Multiply these by the second matrix, and show that both points lie on the line. If the base vectors map onto the line then all points in the plane will also.

LATER EDIT: Slight re-think. Find A where the line crosses the plane. Also pick two points in the plane, B and C. Use AB and AC as the basis. (Because these transformations are 'linear' it still comes out the same.)

Bob

hi 1conga

Welcome to the forum.

Not sure what game you are referring to.

Note to members:

Apknite has generated some controversy on-line about whether it's safe to use. This link shows mixed opinions:

Bob

hi !nval!d_us3rnam3

That's what I'm getting for D too.

Try working out D^2 and D^3. You'll spot a clear pattern and shouldn't have difficulty 'guessing' what D^n would be.

Finally consider

(PDP -¹) (PDP -¹ ) (PDP -¹ ) (PDP -¹ )…. (PDP -¹ ) = P D (P -¹P) D (P -¹P) D (P -¹P) D (P -¹P) D ….D P -¹ = P D^n P -¹

Hope that helps,

Bob

hi Monox D. I-Fly

That's correct for the first step. Then:

I'll leave you to finish this.

Bob

hi stupidblogger

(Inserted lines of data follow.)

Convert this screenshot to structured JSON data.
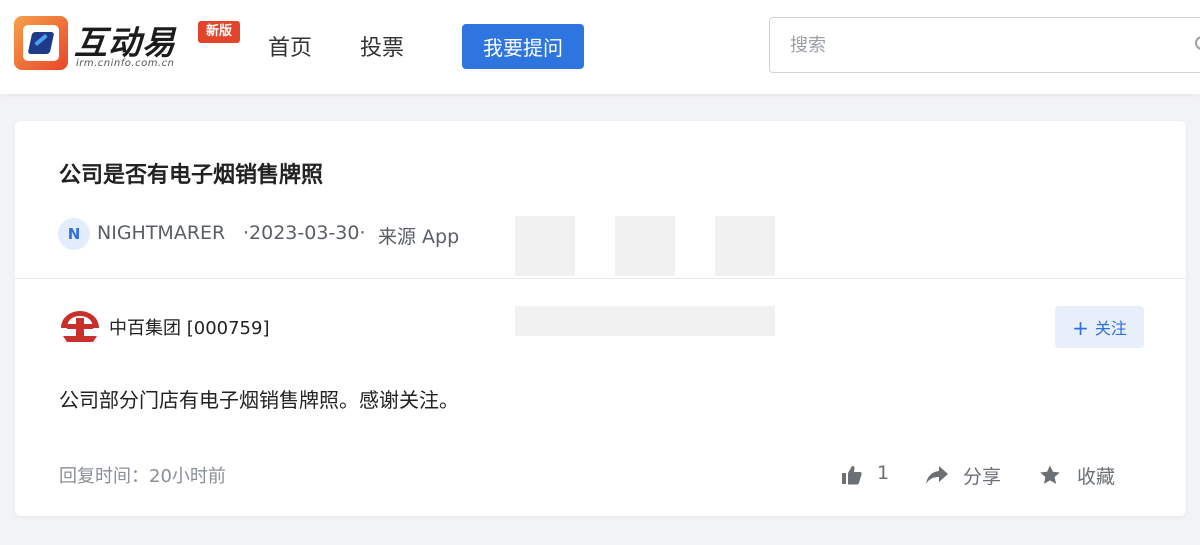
{
  "header": {
    "logo_text": "互动易",
    "logo_sub": "irm.cninfo.com.cn",
    "logo_badge": "新版",
    "nav": [
      {
        "label": "首页"
      },
      {
        "label": "投票"
      }
    ],
    "ask_button": "我要提问",
    "search_placeholder": "搜索"
  },
  "question": {
    "title": "公司是否有电子烟销售牌照",
    "avatar_letter": "N",
    "user": "NIGHTMARER",
    "date": "·2023-03-30·",
    "source": "来源 App"
  },
  "reply": {
    "company": "中百集团 [000759]",
    "follow_label": "关注",
    "answer": "公司部分门店有电子烟销售牌照。感谢关注。",
    "reply_time": "回复时间：20小时前",
    "likes": "1",
    "share_label": "分享",
    "favorite_label": "收藏"
  },
  "colors": {
    "accent": "#2f75e0",
    "badge": "#e4432c",
    "company_logo": "#c8312b",
    "background": "#f2f3f5"
  },
  "icons": [
    "search-icon",
    "thumbs-up-icon",
    "share-arrow-icon",
    "star-icon",
    "plus-icon"
  ]
}
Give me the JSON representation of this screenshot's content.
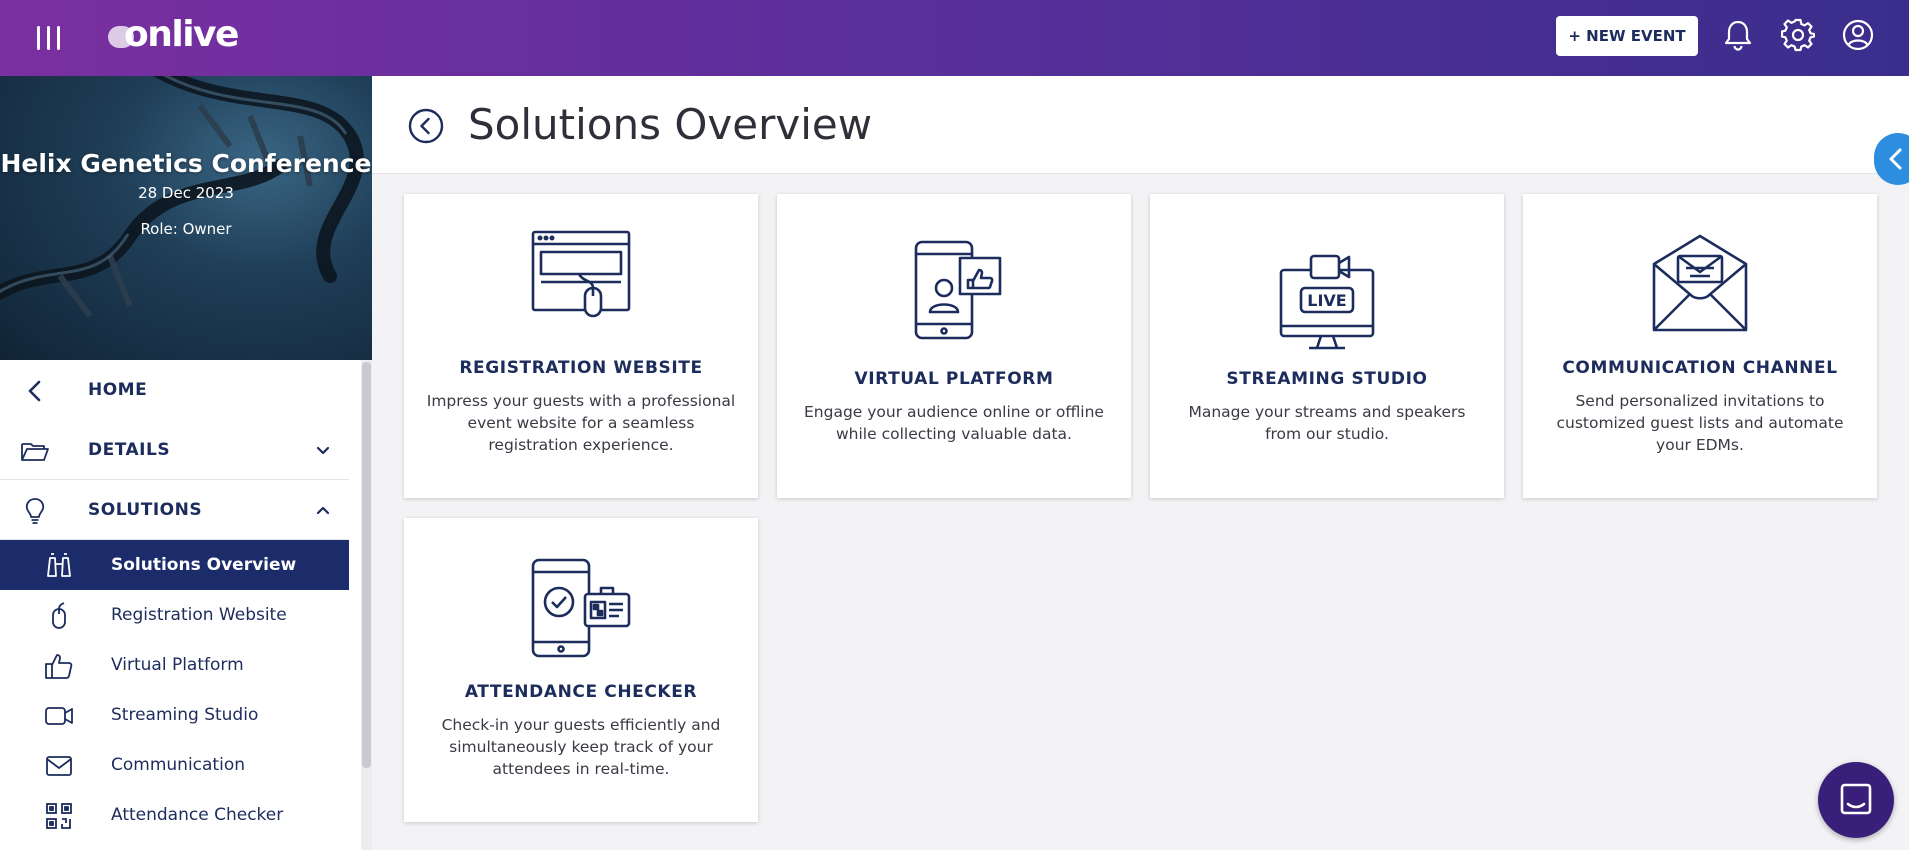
{
  "header": {
    "logo": "onlive",
    "new_event_label": "+ NEW EVENT"
  },
  "event": {
    "title": "Helix Genetics Conference",
    "date": "28 Dec 2023",
    "role": "Role: Owner"
  },
  "nav": {
    "home": "HOME",
    "details": "DETAILS",
    "solutions": "SOLUTIONS",
    "items": [
      {
        "label": "Solutions Overview",
        "icon": "binoculars-icon",
        "active": true
      },
      {
        "label": "Registration Website",
        "icon": "mouse-icon"
      },
      {
        "label": "Virtual Platform",
        "icon": "thumbs-up-icon"
      },
      {
        "label": "Streaming Studio",
        "icon": "video-camera-icon"
      },
      {
        "label": "Communication",
        "icon": "envelope-icon"
      },
      {
        "label": "Attendance Checker",
        "icon": "qr-code-icon"
      }
    ]
  },
  "main": {
    "title": "Solutions Overview",
    "cards": [
      {
        "title": "REGISTRATION WEBSITE",
        "desc": "Impress your guests with a professional event website for a seamless registration experience.",
        "icon": "website-mouse-icon"
      },
      {
        "title": "VIRTUAL PLATFORM",
        "desc": "Engage your audience online or offline while collecting valuable data.",
        "icon": "phone-like-icon"
      },
      {
        "title": "STREAMING STUDIO",
        "desc": "Manage your streams and speakers from our studio.",
        "icon": "live-monitor-icon"
      },
      {
        "title": "COMMUNICATION CHANNEL",
        "desc": "Send personalized invitations to customized guest lists and automate your EDMs.",
        "icon": "open-envelope-icon"
      },
      {
        "title": "ATTENDANCE CHECKER",
        "desc": "Check-in your guests efficiently and simultaneously keep track of your attendees in real-time.",
        "icon": "phone-check-badge-icon"
      }
    ]
  },
  "colors": {
    "navy": "#1c2c5c",
    "active_bg": "#1c2c6a",
    "header_start": "#7b2fa0",
    "header_end": "#3a2e8c",
    "side_tab": "#2d8ee0",
    "chat": "#3a1f7a"
  }
}
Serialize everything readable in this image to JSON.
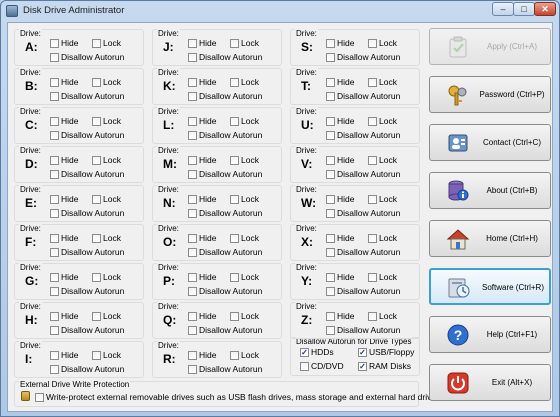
{
  "window": {
    "title": "Disk Drive Administrator"
  },
  "titlebar_buttons": {
    "minimize": "–",
    "maximize": "□",
    "close": "✕"
  },
  "group_title": "Drive:",
  "checkbox_labels": {
    "hide": "Hide",
    "lock": "Lock",
    "disallow": "Disallow Autorun"
  },
  "drives": {
    "A": "A:",
    "B": "B:",
    "C": "C:",
    "D": "D:",
    "E": "E:",
    "F": "F:",
    "G": "G:",
    "H": "H:",
    "I": "I:",
    "J": "J:",
    "K": "K:",
    "L": "L:",
    "M": "M:",
    "N": "N:",
    "O": "O:",
    "P": "P:",
    "Q": "Q:",
    "R": "R:",
    "S": "S:",
    "T": "T:",
    "U": "U:",
    "V": "V:",
    "W": "W:",
    "X": "X:",
    "Y": "Y:",
    "Z": "Z:"
  },
  "autorun_types": {
    "title": "Disallow Autorun for Drive Types",
    "hdds": {
      "label": "HDDs",
      "checked": true
    },
    "usb": {
      "label": "USB/Floppy",
      "checked": true
    },
    "cddvd": {
      "label": "CD/DVD",
      "checked": false
    },
    "ram": {
      "label": "RAM Disks",
      "checked": true
    }
  },
  "write_protection": {
    "title": "External Drive Write Protection",
    "label": "Write-protect external removable drives such as USB flash drives, mass storage and external hard drives",
    "checked": false
  },
  "actions": {
    "apply": {
      "label": "Apply (Ctrl+A)",
      "icon": "clipboard-check-icon",
      "enabled": false
    },
    "password": {
      "label": "Password (Ctrl+P)",
      "icon": "keys-icon"
    },
    "contact": {
      "label": "Contact (Ctrl+C)",
      "icon": "contact-icon"
    },
    "about": {
      "label": "About (Ctrl+B)",
      "icon": "database-info-icon"
    },
    "home": {
      "label": "Home (Ctrl+H)",
      "icon": "home-icon"
    },
    "software": {
      "label": "Software (Ctrl+R)",
      "icon": "software-icon",
      "selected": true
    },
    "help": {
      "label": "Help (Ctrl+F1)",
      "icon": "help-icon"
    },
    "exit": {
      "label": "Exit (Alt+X)",
      "icon": "power-icon"
    }
  },
  "colors": {
    "selected_border": "#3ca0d8",
    "window_frame": "#b9d1ea",
    "client_bg": "#f0f0f0"
  }
}
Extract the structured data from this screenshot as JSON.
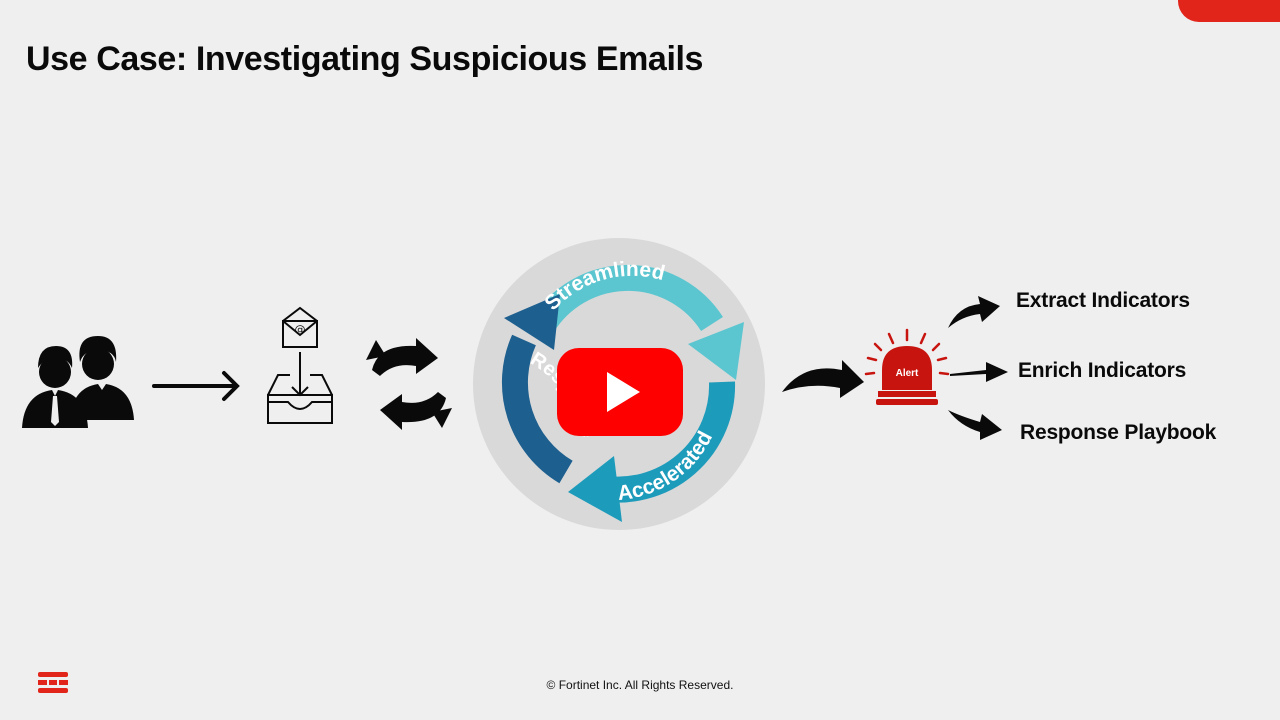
{
  "slide": {
    "title": "Use Case: Investigating Suspicious Emails",
    "cycle_labels": {
      "top": "Streamlined",
      "bottom": "Accelerated",
      "left": "Response"
    },
    "alert_label": "Alert",
    "outcomes": [
      {
        "label": "Extract Indicators"
      },
      {
        "label": "Enrich Indicators"
      },
      {
        "label": "Response Playbook"
      }
    ],
    "footer": "© Fortinet Inc. All Rights Reserved.",
    "colors": {
      "accent_red": "#e1251b",
      "alert_red": "#c8140f",
      "play_red": "#ff0000",
      "cycle_dark_blue": "#1d5f8e",
      "cycle_teal": "#1d9bbb",
      "cycle_light_teal": "#5cc6d0",
      "disc_gray": "#d6d6d6"
    },
    "icons": [
      "users-icon",
      "arrow-right-icon",
      "inbox-email-icon",
      "exchange-arrows-icon",
      "cycle-icon",
      "play-button-icon",
      "alert-siren-icon",
      "fortinet-logo-icon"
    ]
  }
}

New members are welcome but, if you had read my post carefully, you would realise that yours is close to unacceptable too. Please read this:

Bob

hi !nval!d_us3rnam3

I've inserted [math/math] tags to make your matrices appear properly.

If you find the inverse for P then you can do this:

That should get you started. Post back D if you need more.

Bob

hi 666 bro

Welcome to the forum.

hi Amandafuente

You seem to be using the forum to post adverts. This is against forum rules and puts the forum's existence at risk as we are sponsored by paying companies.

I have removed the link and will ban you if this is repeated.

Bob

Hi Xavier

Great to hear from you. You've come to the right place. There's loads of excellent teaching materials on the MathIsFun main site and you are welcome to ask for help here on the forum.

Bob

I'm from the UK so I don't know what a score of 233 means.

hi Jamus

Welcome to the forum.

The rules of algebra are just the rules for arithmetic so you always ought to be able to substitute numbers back to check the algebra.

Even when you don't have a number answer this can be useful.

example: Suppose I have been asked to expand a bracket and I'm wondering if I've done it correctly.

Have I done this correctly? Choose a value for x, say x = 5.

These two expressions have give the same result when x=5. There is a small chance that my choice for x gave the same results by luck alone, but it's not likely. To give myself a better chance of avoiding this I didn't choose x = 0, or x=1, or x = 3.

Recently I had some tricky algebra to simplify and I kept getting the wrong result. So I started a spreadsheet and evaluated my expressions at each step. As soon as I got a wrong number I knew I'd slipped up on that line of algebra and could find my error more easily. Ten lines later I had eliminated all my errors and I had the right result. If you want to see why I was having difficulty here's the problem:

Bob